What is the number of lines in the entries that contain "JSON"? Reply with that number only.

*** Opening of THE INPUT ***

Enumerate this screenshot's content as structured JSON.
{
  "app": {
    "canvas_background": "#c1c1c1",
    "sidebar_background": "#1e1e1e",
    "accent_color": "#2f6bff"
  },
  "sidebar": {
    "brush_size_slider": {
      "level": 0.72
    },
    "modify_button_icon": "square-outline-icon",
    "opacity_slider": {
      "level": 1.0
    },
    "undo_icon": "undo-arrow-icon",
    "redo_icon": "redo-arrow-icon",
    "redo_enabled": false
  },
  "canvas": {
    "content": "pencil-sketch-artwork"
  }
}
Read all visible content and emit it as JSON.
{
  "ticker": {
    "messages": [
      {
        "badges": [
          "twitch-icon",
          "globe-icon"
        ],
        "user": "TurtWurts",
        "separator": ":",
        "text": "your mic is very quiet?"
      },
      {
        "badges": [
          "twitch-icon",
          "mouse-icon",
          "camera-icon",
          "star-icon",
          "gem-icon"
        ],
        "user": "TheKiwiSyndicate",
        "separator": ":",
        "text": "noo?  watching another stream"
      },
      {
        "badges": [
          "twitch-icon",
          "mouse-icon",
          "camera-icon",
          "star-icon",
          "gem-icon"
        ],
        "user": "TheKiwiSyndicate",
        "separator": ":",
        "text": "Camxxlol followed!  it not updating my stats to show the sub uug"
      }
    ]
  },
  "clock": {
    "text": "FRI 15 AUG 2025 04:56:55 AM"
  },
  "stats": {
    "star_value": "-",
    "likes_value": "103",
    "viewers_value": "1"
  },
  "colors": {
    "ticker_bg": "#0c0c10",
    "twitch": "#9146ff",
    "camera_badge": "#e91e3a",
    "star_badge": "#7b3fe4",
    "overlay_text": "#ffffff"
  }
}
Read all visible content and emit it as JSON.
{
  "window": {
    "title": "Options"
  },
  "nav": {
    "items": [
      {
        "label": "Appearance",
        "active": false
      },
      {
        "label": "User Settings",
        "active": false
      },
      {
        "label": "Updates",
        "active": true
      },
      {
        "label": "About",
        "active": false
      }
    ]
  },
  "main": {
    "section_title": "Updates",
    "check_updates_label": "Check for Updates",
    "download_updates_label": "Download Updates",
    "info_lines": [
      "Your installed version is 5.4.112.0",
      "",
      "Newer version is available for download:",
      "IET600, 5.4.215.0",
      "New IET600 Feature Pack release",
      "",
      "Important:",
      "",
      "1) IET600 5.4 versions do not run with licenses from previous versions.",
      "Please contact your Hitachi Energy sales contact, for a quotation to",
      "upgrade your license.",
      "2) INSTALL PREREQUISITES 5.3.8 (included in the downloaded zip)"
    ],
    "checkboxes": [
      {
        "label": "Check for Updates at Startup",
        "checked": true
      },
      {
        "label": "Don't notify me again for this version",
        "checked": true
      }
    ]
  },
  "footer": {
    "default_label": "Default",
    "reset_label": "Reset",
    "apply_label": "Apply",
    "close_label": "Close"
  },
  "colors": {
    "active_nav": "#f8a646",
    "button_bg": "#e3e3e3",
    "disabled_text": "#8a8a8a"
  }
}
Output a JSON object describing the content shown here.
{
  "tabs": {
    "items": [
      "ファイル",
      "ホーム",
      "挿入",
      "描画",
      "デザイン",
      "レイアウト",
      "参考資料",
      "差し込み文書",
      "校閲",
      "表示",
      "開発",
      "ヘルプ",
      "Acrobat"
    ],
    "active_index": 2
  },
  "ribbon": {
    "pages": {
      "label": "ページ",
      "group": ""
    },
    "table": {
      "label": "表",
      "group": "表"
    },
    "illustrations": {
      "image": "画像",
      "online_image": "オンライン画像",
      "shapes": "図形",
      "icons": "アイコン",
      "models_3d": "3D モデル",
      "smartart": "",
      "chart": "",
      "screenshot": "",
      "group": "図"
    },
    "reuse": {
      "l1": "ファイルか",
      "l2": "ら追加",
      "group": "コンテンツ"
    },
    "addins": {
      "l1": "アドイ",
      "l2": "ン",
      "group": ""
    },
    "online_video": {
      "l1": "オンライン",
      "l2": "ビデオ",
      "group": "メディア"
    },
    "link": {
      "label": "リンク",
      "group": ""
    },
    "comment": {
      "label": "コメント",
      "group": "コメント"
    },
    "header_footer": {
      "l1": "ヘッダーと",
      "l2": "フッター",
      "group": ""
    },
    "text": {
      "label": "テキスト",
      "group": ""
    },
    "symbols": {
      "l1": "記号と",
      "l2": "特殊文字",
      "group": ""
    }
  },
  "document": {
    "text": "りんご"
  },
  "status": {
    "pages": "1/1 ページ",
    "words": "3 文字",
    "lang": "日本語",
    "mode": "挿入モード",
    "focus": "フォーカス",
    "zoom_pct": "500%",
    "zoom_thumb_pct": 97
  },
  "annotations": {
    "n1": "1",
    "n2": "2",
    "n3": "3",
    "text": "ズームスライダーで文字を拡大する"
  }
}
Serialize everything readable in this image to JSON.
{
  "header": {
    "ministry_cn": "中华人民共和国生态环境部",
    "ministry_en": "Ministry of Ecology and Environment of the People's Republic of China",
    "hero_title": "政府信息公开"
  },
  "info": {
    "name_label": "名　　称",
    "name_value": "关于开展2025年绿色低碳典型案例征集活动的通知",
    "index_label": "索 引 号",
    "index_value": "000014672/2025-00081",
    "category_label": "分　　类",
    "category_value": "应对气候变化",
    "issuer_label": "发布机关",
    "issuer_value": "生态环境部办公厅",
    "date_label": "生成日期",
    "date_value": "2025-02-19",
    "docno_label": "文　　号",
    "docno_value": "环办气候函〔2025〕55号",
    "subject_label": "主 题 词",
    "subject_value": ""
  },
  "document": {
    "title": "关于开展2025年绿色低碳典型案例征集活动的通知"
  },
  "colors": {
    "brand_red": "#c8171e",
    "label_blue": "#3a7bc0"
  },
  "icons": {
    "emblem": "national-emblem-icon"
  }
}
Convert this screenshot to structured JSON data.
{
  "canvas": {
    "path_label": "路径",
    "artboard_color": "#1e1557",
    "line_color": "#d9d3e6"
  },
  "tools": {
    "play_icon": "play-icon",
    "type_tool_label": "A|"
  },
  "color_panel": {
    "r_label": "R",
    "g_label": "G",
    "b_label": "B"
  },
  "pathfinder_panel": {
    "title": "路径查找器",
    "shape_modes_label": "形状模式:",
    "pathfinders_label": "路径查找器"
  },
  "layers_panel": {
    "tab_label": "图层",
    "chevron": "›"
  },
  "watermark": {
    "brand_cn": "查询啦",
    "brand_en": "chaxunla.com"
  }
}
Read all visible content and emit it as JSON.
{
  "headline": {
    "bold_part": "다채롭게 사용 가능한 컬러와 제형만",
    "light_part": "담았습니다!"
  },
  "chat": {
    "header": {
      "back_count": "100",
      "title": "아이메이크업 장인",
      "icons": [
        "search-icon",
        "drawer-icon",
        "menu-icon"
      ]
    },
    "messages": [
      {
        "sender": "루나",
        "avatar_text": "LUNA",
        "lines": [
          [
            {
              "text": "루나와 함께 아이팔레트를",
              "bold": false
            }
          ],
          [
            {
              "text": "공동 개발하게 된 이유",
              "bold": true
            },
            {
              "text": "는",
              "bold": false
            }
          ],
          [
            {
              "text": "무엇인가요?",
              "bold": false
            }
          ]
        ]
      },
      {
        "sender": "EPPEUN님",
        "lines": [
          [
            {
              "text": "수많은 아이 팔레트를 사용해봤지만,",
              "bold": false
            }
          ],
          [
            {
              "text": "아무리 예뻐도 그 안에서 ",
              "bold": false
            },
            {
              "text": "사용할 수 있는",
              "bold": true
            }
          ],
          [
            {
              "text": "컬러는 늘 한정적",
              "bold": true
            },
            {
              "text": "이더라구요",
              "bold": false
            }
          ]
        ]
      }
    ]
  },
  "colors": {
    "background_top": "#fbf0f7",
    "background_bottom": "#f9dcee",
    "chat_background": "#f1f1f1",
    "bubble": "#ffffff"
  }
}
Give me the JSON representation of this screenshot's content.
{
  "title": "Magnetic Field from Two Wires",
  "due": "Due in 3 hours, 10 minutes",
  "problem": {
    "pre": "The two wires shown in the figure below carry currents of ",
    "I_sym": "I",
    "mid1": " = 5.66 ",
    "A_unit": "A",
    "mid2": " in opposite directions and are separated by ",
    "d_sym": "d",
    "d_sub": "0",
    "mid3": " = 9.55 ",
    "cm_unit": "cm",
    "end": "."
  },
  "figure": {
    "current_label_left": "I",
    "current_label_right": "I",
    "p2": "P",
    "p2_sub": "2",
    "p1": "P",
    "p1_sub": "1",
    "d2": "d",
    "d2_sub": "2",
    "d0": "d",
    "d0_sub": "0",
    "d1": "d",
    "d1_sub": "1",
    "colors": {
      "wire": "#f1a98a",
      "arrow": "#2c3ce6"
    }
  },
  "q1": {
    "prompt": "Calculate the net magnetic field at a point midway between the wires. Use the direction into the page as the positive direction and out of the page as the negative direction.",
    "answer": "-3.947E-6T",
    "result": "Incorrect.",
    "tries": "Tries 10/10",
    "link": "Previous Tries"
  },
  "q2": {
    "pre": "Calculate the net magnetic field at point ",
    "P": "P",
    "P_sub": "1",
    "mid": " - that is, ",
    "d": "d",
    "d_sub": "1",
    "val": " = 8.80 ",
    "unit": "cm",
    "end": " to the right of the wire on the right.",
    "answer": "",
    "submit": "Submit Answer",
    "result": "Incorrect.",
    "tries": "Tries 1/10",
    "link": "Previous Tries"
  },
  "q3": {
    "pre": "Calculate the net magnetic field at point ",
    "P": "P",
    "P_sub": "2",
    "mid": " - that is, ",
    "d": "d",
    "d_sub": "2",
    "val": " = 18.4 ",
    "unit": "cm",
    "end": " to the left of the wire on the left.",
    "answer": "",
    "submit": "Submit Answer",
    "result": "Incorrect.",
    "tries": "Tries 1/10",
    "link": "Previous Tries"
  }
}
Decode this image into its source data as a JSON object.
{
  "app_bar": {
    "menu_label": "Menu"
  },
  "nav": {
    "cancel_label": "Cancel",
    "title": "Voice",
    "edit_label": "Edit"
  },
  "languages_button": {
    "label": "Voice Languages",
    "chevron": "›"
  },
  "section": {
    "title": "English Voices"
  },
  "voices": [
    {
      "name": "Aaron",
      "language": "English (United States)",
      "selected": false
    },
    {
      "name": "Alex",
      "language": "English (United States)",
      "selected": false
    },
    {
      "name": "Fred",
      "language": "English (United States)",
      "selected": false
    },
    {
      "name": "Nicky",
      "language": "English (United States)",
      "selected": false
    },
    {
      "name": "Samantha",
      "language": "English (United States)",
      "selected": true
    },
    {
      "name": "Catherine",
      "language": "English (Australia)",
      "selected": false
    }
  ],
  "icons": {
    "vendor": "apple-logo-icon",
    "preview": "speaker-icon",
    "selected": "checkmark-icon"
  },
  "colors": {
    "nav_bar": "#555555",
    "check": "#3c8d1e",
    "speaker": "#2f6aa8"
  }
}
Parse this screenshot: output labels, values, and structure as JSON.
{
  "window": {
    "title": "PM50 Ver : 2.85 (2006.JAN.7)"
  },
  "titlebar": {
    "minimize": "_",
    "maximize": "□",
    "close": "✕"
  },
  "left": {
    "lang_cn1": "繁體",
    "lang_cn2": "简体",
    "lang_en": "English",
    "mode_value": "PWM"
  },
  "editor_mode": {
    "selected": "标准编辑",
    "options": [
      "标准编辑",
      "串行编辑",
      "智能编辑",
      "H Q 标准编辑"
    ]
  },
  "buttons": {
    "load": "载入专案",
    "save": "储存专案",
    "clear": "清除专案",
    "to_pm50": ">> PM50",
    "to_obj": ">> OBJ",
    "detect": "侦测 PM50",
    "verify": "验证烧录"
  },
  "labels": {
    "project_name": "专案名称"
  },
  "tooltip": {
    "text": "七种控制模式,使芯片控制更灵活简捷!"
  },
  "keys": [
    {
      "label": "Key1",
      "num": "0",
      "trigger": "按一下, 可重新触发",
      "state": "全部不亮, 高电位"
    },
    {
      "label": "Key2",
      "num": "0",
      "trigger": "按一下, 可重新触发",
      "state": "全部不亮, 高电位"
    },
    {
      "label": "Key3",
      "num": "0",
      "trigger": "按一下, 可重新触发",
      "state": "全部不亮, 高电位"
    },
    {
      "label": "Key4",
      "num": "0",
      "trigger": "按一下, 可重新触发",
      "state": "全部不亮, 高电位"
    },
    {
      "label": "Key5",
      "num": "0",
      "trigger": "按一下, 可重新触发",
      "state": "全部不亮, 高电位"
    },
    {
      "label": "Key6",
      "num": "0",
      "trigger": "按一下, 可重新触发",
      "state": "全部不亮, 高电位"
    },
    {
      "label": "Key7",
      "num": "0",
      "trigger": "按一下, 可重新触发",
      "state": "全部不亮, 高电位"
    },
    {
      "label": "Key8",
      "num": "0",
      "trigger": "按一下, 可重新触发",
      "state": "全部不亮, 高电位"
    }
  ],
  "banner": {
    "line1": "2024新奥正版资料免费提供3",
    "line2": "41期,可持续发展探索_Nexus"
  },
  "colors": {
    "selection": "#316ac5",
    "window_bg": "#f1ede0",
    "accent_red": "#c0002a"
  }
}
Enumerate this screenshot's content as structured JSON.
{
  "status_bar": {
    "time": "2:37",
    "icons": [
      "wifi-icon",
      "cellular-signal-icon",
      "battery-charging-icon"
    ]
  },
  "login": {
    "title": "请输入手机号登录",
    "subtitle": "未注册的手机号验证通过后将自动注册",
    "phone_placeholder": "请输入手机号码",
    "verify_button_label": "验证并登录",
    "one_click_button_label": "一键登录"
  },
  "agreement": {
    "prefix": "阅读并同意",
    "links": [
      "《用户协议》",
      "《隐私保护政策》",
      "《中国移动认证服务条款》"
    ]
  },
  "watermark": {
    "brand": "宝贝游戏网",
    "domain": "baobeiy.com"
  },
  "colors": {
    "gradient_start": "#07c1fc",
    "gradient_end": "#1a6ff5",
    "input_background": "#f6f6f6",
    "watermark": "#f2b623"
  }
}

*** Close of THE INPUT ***

### ANSWER TO THE PROBLEM
11